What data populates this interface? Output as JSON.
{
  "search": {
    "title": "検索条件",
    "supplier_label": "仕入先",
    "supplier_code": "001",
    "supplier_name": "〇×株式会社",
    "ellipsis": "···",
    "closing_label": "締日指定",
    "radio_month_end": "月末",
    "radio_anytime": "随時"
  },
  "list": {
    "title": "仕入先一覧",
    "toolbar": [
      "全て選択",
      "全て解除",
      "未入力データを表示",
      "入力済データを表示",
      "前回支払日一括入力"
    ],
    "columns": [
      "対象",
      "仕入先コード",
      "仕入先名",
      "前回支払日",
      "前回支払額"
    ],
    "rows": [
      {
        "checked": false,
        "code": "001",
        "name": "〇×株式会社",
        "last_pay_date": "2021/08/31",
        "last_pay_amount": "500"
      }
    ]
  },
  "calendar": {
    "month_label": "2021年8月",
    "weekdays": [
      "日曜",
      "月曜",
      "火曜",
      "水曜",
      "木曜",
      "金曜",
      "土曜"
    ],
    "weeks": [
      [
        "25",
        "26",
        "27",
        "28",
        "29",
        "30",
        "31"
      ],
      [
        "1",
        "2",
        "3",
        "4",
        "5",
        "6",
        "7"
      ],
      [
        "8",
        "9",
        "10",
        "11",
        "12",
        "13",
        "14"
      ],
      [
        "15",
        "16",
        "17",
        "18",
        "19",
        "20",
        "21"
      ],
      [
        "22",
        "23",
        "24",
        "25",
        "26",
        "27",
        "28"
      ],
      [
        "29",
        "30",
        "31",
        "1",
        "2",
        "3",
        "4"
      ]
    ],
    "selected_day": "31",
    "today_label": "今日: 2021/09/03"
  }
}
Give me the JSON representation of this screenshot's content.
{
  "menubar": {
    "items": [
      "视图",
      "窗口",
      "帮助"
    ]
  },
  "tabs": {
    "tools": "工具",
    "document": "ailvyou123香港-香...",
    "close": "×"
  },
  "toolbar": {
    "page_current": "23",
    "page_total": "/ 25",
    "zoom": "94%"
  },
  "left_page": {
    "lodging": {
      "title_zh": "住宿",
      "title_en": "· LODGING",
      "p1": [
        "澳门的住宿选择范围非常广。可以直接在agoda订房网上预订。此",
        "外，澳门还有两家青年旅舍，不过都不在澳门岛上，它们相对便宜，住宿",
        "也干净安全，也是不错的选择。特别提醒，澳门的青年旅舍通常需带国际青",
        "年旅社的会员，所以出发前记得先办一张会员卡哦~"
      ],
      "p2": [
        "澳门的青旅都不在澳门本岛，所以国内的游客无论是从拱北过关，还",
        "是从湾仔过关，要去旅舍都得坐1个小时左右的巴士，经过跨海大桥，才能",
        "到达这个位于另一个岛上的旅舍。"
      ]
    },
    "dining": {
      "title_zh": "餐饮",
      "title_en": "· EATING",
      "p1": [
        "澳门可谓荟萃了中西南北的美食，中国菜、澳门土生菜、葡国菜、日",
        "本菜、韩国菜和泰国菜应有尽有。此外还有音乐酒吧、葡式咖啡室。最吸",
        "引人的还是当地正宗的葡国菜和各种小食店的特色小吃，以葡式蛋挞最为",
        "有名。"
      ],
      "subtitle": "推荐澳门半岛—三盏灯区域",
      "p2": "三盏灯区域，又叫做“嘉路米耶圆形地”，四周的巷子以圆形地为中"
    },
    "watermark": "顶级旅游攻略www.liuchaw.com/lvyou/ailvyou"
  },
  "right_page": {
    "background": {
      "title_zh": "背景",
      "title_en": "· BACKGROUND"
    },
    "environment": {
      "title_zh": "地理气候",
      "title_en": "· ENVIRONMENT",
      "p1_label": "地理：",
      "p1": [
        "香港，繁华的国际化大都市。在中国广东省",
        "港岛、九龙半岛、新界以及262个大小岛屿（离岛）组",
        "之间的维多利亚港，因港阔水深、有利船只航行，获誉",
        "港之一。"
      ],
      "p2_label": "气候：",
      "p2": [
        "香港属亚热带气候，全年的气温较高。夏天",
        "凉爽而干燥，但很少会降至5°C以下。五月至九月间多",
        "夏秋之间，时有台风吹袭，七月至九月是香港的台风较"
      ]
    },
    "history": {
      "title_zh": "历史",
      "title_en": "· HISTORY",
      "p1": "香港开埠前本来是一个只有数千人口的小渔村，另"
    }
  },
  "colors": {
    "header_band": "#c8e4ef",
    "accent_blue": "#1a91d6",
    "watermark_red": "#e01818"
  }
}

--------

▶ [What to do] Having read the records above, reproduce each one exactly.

▶ [Response to the exercise]
What data populates this interface? Output as JSON.
{
  "search": {
    "title": "検索条件",
    "supplier_label": "仕入先",
    "supplier_code": "001",
    "supplier_name": "〇×株式会社",
    "ellipsis": "···",
    "closing_label": "締日指定",
    "radio_month_end": "月末",
    "radio_anytime": "随時"
  },
  "list": {
    "title": "仕入先一覧",
    "toolbar": [
      "全て選択",
      "全て解除",
      "未入力データを表示",
      "入力済データを表示",
      "前回支払日一括入力"
    ],
    "columns": [
      "対象",
      "仕入先コード",
      "仕入先名",
      "前回支払日",
      "前回支払額"
    ],
    "rows": [
      {
        "checked": false,
        "code": "001",
        "name": "〇×株式会社",
        "last_pay_date": "2021/08/31",
        "last_pay_amount": "500"
      }
    ]
  },
  "calendar": {
    "month_label": "2021年8月",
    "weekdays": [
      "日曜",
      "月曜",
      "火曜",
      "水曜",
      "木曜",
      "金曜",
      "土曜"
    ],
    "weeks": [
      [
        "25",
        "26",
        "27",
        "28",
        "29",
        "30",
        "31"
      ],
      [
        "1",
        "2",
        "3",
        "4",
        "5",
        "6",
        "7"
      ],
      [
        "8",
        "9",
        "10",
        "11",
        "12",
        "13",
        "14"
      ],
      [
        "15",
        "16",
        "17",
        "18",
        "19",
        "20",
        "21"
      ],
      [
        "22",
        "23",
        "24",
        "25",
        "26",
        "27",
        "28"
      ],
      [
        "29",
        "30",
        "31",
        "1",
        "2",
        "3",
        "4"
      ]
    ],
    "selected_day": "31",
    "today_label": "今日: 2021/09/03"
  }
}
Give me the JSON representation of this screenshot's content.
{
  "menubar": {
    "items": [
      "视图",
      "窗口",
      "帮助"
    ]
  },
  "tabs": {
    "tools": "工具",
    "document": "ailvyou123香港-香...",
    "close": "×"
  },
  "toolbar": {
    "page_current": "23",
    "page_total": "/ 25",
    "zoom": "94%"
  },
  "left_page": {
    "lodging": {
      "title_zh": "住宿",
      "title_en": "· LODGING",
      "p1": [
        "澳门的住宿选择范围非常广。可以直接在agoda订房网上预订。此",
        "外，澳门还有两家青年旅舍，不过都不在澳门岛上，它们相对便宜，住宿",
        "也干净安全，也是不错的选择。特别提醒，澳门的青年旅舍通常需带国际青",
        "年旅社的会员，所以出发前记得先办一张会员卡哦~"
      ],
      "p2": [
        "澳门的青旅都不在澳门本岛，所以国内的游客无论是从拱北过关，还",
        "是从湾仔过关，要去旅舍都得坐1个小时左右的巴士，经过跨海大桥，才能",
        "到达这个位于另一个岛上的旅舍。"
      ]
    },
    "dining": {
      "title_zh": "餐饮",
      "title_en": "· EATING",
      "p1": [
        "澳门可谓荟萃了中西南北的美食，中国菜、澳门土生菜、葡国菜、日",
        "本菜、韩国菜和泰国菜应有尽有。此外还有音乐酒吧、葡式咖啡室。最吸",
        "引人的还是当地正宗的葡国菜和各种小食店的特色小吃，以葡式蛋挞最为",
        "有名。"
      ],
      "subtitle": "推荐澳门半岛—三盏灯区域",
      "p2": "三盏灯区域，又叫做“嘉路米耶圆形地”，四周的巷子以圆形地为中"
    },
    "watermark": "顶级旅游攻略www.liuchaw.com/lvyou/ailvyou"
  },
  "right_page": {
    "background": {
      "title_zh": "背景",
      "title_en": "· BACKGROUND"
    },
    "environment": {
      "title_zh": "地理气候",
      "title_en": "· ENVIRONMENT",
      "p1_label": "地理：",
      "p1": [
        "香港，繁华的国际化大都市。在中国广东省",
        "港岛、九龙半岛、新界以及262个大小岛屿（离岛）组",
        "之间的维多利亚港，因港阔水深、有利船只航行，获誉",
        "港之一。"
      ],
      "p2_label": "气候：",
      "p2": [
        "香港属亚热带气候，全年的气温较高。夏天",
        "凉爽而干燥，但很少会降至5°C以下。五月至九月间多",
        "夏秋之间，时有台风吹袭，七月至九月是香港的台风较"
      ]
    },
    "history": {
      "title_zh": "历史",
      "title_en": "· HISTORY",
      "p1": "香港开埠前本来是一个只有数千人口的小渔村，另"
    }
  },
  "colors": {
    "header_band": "#c8e4ef",
    "accent_blue": "#1a91d6",
    "watermark_red": "#e01818"
  }
}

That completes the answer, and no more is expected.